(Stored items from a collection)
# # #

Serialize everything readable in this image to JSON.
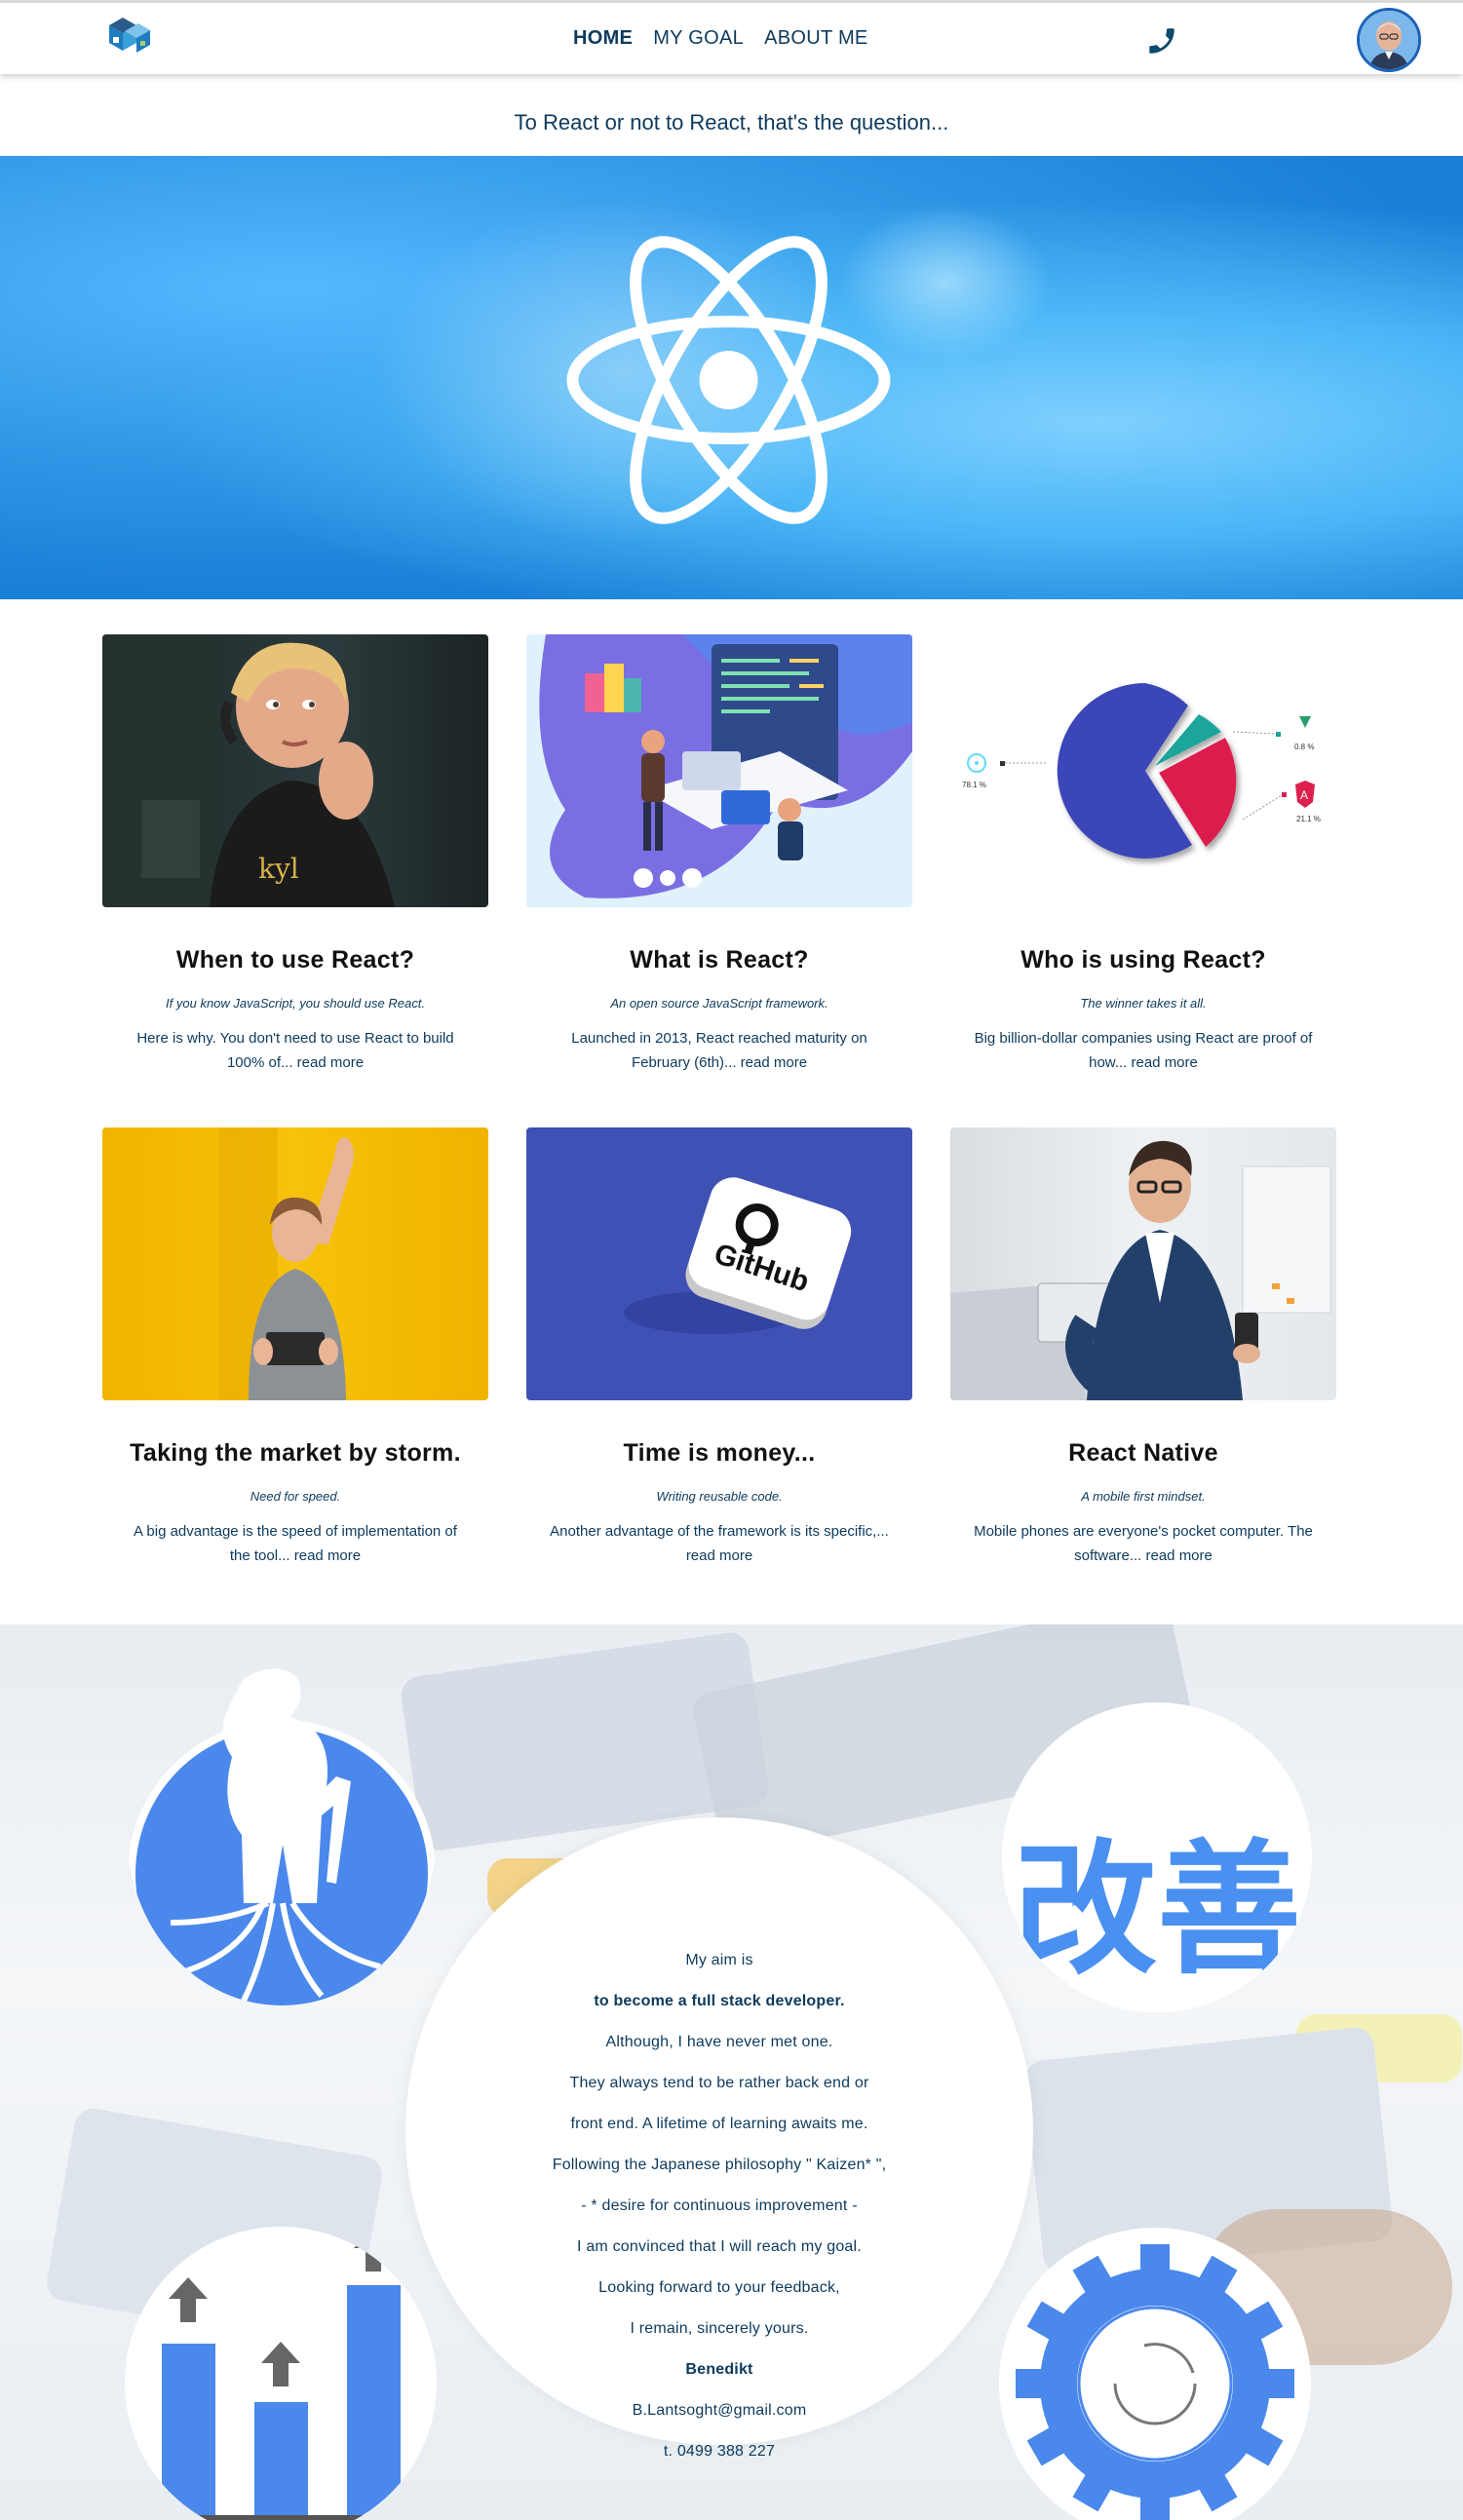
{
  "nav": {
    "links": [
      {
        "label": "HOME",
        "active": true
      },
      {
        "label": "MY GOAL",
        "active": false
      },
      {
        "label": "ABOUT ME",
        "active": false
      }
    ]
  },
  "tagline": "To React or not to React, that's the question...",
  "cards": [
    {
      "title": "When to use React?",
      "subtitle": "If you know JavaScript, you should use React.",
      "text": "Here is why. You don't need to use React to build 100% of...",
      "more": "read more"
    },
    {
      "title": "What is React?",
      "subtitle": "An open source JavaScript framework.",
      "text": "Launched in 2013, React reached maturity on February (6th)...",
      "more": "read more"
    },
    {
      "title": "Who is using React?",
      "subtitle": "The winner takes it all.",
      "text": "Big billion-dollar companies using React are proof of how...",
      "more": "read more"
    },
    {
      "title": "Taking the market by storm.",
      "subtitle": "Need for speed.",
      "text": "A big advantage is the speed of implementation of the tool...",
      "more": "read more"
    },
    {
      "title": "Time is money...",
      "subtitle": "Writing reusable code.",
      "text": "Another advantage of the framework is its specific,...",
      "more": "read more"
    },
    {
      "title": "React Native",
      "subtitle": "A mobile first mindset.",
      "text": "Mobile phones are everyone's pocket computer. The software...",
      "more": "read more"
    }
  ],
  "pie": {
    "react_pct": "78.1 %",
    "vue_pct": "0.8 %",
    "angular_pct": "21.1 %"
  },
  "github_label": "GitHub",
  "goal": {
    "lines": [
      {
        "text": "My aim is",
        "bold": false
      },
      {
        "text": "to become a full stack developer.",
        "bold": true
      },
      {
        "text": "Although, I have never met one.",
        "bold": false
      },
      {
        "text": "They always tend to be rather back end or",
        "bold": false
      },
      {
        "text": "front end. A lifetime of learning awaits me.",
        "bold": false
      },
      {
        "text": "Following the Japanese philosophy \" Kaizen* \",",
        "bold": false
      },
      {
        "text": "- * desire for continuous improvement -",
        "bold": false
      },
      {
        "text": "I am convinced that I will reach my goal.",
        "bold": false
      },
      {
        "text": "Looking forward to your feedback,",
        "bold": false
      },
      {
        "text": "I remain, sincerely yours.",
        "bold": false
      },
      {
        "text": "Benedikt",
        "bold": true
      },
      {
        "text": "B.Lantsoght@gmail.com",
        "bold": false
      },
      {
        "text": "t. 0499 388 227",
        "bold": false
      }
    ],
    "kaizen": "改善"
  },
  "colors": {
    "brand_dark": "#0d3a5c",
    "accent_blue": "#4a90f0",
    "hero_blue": "#2a93e8"
  }
}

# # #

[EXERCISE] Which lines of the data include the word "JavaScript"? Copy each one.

[RESULT OF THE TASK]
      "subtitle": "If you know JavaScript, you should use React.",
      "subtitle": "An open source JavaScript framework.",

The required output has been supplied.